▶ Exercise
Read the records below and copy each line that contains "Photos".

▶ Provided records
+ + +

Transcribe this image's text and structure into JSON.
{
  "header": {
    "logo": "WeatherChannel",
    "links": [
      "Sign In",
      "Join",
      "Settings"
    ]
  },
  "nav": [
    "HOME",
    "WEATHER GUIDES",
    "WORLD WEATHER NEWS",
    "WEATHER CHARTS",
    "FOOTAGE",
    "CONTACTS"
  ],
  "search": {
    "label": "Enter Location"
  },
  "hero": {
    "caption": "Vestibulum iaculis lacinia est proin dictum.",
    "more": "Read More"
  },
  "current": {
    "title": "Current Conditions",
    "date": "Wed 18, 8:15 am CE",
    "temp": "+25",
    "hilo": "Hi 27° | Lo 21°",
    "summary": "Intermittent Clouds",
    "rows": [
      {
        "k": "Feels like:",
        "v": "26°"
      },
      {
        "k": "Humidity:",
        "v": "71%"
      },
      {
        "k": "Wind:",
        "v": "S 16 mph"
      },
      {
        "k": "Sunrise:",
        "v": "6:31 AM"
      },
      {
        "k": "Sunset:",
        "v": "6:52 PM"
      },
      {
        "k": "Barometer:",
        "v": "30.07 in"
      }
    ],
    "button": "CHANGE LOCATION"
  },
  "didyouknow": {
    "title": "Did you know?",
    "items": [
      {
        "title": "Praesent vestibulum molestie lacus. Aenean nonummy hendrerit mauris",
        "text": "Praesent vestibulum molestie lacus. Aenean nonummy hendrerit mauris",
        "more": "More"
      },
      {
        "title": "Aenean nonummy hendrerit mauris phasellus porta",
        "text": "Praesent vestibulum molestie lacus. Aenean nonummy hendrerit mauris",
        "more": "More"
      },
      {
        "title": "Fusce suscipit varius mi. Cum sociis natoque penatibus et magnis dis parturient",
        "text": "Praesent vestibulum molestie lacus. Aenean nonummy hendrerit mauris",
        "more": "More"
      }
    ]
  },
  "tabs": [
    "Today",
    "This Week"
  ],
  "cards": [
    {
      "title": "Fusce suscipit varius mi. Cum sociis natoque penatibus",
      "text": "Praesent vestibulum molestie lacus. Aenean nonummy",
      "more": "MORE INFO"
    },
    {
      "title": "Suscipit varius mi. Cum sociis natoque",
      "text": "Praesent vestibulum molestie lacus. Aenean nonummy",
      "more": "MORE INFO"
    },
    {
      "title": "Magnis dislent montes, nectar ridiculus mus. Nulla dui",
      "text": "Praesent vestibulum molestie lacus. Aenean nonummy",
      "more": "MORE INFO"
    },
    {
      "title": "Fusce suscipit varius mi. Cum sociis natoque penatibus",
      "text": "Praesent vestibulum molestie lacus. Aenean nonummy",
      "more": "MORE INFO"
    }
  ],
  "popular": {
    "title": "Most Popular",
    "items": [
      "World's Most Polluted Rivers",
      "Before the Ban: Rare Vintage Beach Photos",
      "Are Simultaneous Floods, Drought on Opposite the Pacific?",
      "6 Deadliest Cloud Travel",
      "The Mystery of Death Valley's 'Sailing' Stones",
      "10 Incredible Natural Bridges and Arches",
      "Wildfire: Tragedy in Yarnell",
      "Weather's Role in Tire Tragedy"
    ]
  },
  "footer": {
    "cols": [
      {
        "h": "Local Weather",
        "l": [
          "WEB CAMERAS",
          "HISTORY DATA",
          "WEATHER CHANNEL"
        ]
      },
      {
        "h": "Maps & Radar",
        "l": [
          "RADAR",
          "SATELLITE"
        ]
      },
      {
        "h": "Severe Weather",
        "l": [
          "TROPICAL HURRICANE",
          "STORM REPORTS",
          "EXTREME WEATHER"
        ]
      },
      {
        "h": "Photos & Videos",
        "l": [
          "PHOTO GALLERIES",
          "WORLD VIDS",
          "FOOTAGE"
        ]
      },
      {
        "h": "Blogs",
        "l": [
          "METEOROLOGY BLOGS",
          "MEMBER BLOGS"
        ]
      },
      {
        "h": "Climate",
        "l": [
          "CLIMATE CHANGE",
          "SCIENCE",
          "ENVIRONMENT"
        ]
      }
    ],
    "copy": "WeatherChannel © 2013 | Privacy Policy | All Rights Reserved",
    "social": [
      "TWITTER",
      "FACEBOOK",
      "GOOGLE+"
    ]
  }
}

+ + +

▶ Expected answer
      "Before the Ban: Rare Vintage Beach Photos",
        "h": "Photos & Videos",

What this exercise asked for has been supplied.